They had a breakthrough in finding footage of Mr O’Leary’s truck being driven to the riverside. Mobile phone data suggested it was Jones driving. Another CCTV camera then shows a cyclist making the return journey a short time later, heading in the direction of the derelict farm.
The cyclist was captured on CCTV
By now, detectives were convinced it was Jones on the bike, having ditched his murdered friend’s truck.
Det Chief Insp Jones said: “We literally had minutes left on the custody clock when the call came through to say ‘Yes, charge with murder’.
“A lot of people don’t understand that once you charge somebody that’s pretty much the beginning of it. We’ve got a huge amount of work to do. We haven’t located Mike, we still haven’t tied up a lot of loose ends, we have a load of digital work to do, there’s just so much more to do.”
DCI Paul Jones
What followed was seven months of painstaking and challenging work for the officers as the investigation team searched tens of acres of land, river beds and 70 tonnes of rubble taken from Jones’ builders yard, in a desperate search for evidence.
They sifted through hours of footage from the seven cameras that operated 24 hours a day at Jones’ builders yards, and saw him starting a bonfire in the corner of the yard in the middle of the night that burned for five hours.
Searching the area later, they discovered tiny pieces of human flesh that were later determined to have belonged to the missing man.
A piece of Mr O’Leary’s intestines were found in a rusty barrel near the spot where Jones burnt his body at Bronwydd
(Image: Dyfed-Powys Police)
Police found Mr O’Leary’s blood on the blade of a forklift truck at Cyncoed Farm
(Image: Jones’ home in Bronwydd, Carmarthen)
There were added complications, with Storm Dennis and restrictions of coronavirus, but officers were adamant nothing was going to stop them bringing the killer to justice.
“Nobody can remember anything like it during their time in the force, but one thing was certain – nothing was going to stop this investigation.
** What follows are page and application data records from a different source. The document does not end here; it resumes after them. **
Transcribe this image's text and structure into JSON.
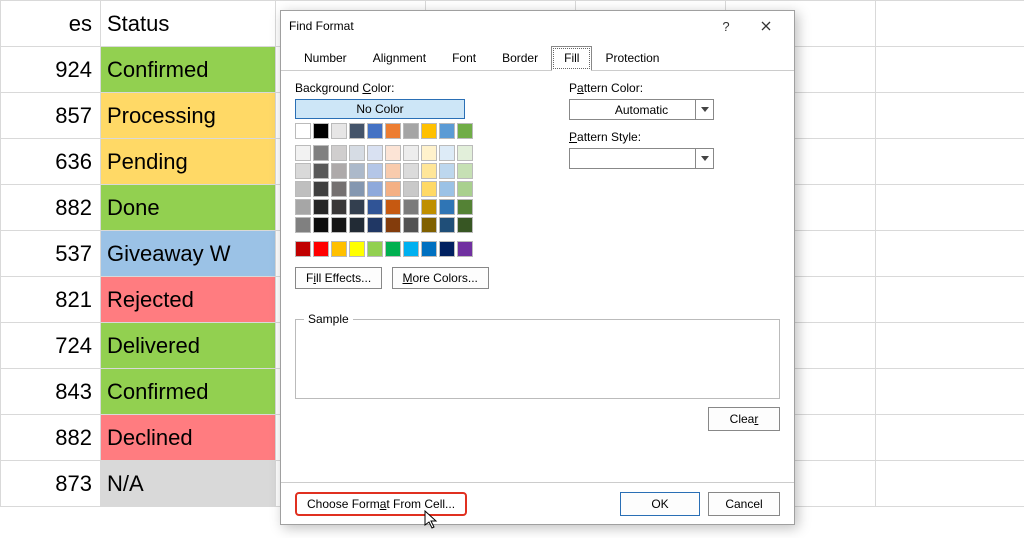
{
  "sheet": {
    "headers": {
      "a": "es",
      "b": "Status"
    },
    "rows": [
      {
        "num": "924",
        "status": "Confirmed",
        "fill": "green"
      },
      {
        "num": "857",
        "status": "Processing",
        "fill": "yellow"
      },
      {
        "num": "636",
        "status": "Pending",
        "fill": "yellow"
      },
      {
        "num": "882",
        "status": "Done",
        "fill": "green"
      },
      {
        "num": "537",
        "status": "Giveaway W",
        "fill": "blue"
      },
      {
        "num": "821",
        "status": "Rejected",
        "fill": "red"
      },
      {
        "num": "724",
        "status": "Delivered",
        "fill": "green"
      },
      {
        "num": "843",
        "status": "Confirmed",
        "fill": "green"
      },
      {
        "num": "882",
        "status": "Declined",
        "fill": "red"
      },
      {
        "num": "873",
        "status": "N/A",
        "fill": "gray"
      }
    ]
  },
  "dialog": {
    "title": "Find Format",
    "help": "?",
    "tabs": [
      "Number",
      "Alignment",
      "Font",
      "Border",
      "Fill",
      "Protection"
    ],
    "active_tab": "Fill",
    "bg_label": "Background Color:",
    "no_color": "No Color",
    "fill_effects": "Fill Effects...",
    "more_colors": "More Colors...",
    "pattern_color_label": "Pattern Color:",
    "pattern_color_value": "Automatic",
    "pattern_style_label": "Pattern Style:",
    "sample_label": "Sample",
    "clear": "Clear",
    "choose_format": "Choose Format From Cell...",
    "ok": "OK",
    "cancel": "Cancel"
  },
  "palettes": {
    "theme_row": [
      "#ffffff",
      "#000000",
      "#e7e6e6",
      "#44546a",
      "#4472c4",
      "#ed7d31",
      "#a5a5a5",
      "#ffc000",
      "#5b9bd5",
      "#70ad47"
    ],
    "theme_shades": [
      [
        "#f2f2f2",
        "#808080",
        "#d0cece",
        "#d6dce4",
        "#d9e1f2",
        "#fce4d6",
        "#ededed",
        "#fff2cc",
        "#ddebf7",
        "#e2efda"
      ],
      [
        "#d9d9d9",
        "#595959",
        "#aeaaaa",
        "#acb9ca",
        "#b4c6e7",
        "#f8cbad",
        "#dbdbdb",
        "#ffe699",
        "#bdd7ee",
        "#c6e0b4"
      ],
      [
        "#bfbfbf",
        "#404040",
        "#757171",
        "#8497b0",
        "#8ea9db",
        "#f4b084",
        "#c9c9c9",
        "#ffd966",
        "#9bc2e6",
        "#a9d08e"
      ],
      [
        "#a6a6a6",
        "#262626",
        "#3a3838",
        "#333f4f",
        "#305496",
        "#c65911",
        "#7b7b7b",
        "#bf8f00",
        "#2f75b5",
        "#548235"
      ],
      [
        "#808080",
        "#0d0d0d",
        "#161616",
        "#222b35",
        "#203764",
        "#833c0c",
        "#525252",
        "#806000",
        "#1f4e78",
        "#375623"
      ]
    ],
    "standard": [
      "#c00000",
      "#ff0000",
      "#ffc000",
      "#ffff00",
      "#92d050",
      "#00b050",
      "#00b0f0",
      "#0070c0",
      "#002060",
      "#7030a0"
    ]
  }
}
The team was determined that they were going to do everything within their power to give answers to the family and Covid-19 wasn’t going to stop us,” said Llŷr Williams, Deputy SIO on the investigation.
The ITV Cymru Wales documentary team exclusively got access to tapes of Jones being questioned by detectives, where he refuses to reveal what he has done with Mike’s body saying: “I want to go home to see my family that’s all.”
There was also a moment during the interviews that he let slip police might be looking for a body.
Calling his solicitor from the police station
It also shows the moment he was confronted by officers who had found Mr O’Leary’s blood on a pair of jeans found in his bedroom.
For the most part, Jones refused to answer questions, replying with a no comment and to this day he has not told the truth about what happened that night and what happened to Mr O’Leary’s body. In October last year, Jones was found guilty of the murder of Mr O’Leary.
Guilty – Andrew Jones
(Image: Dyfed-Powys Police)
For the family it is some sort of justice, but as son Wayne says: “We will never know exactly what he has done with Dad – that’s something that we think about all the time.
“Now we have some answers, but still not body to bury. It is something only a monster could be capable of.”
“He was a good man and a great father. He would do anything for any of us. Growing up, he would work every hour he could just so we could go on holidays, we never wanted at Christmas or birthdays.
“What he did to Dad, there is no way of undoing what he did – there are no words.”
No Body Recovered was shown on Thursday, July 29 at 9pm on ITV1 and can be watched on ITV Hub.
To get the latest email updates from WalesOnline click here.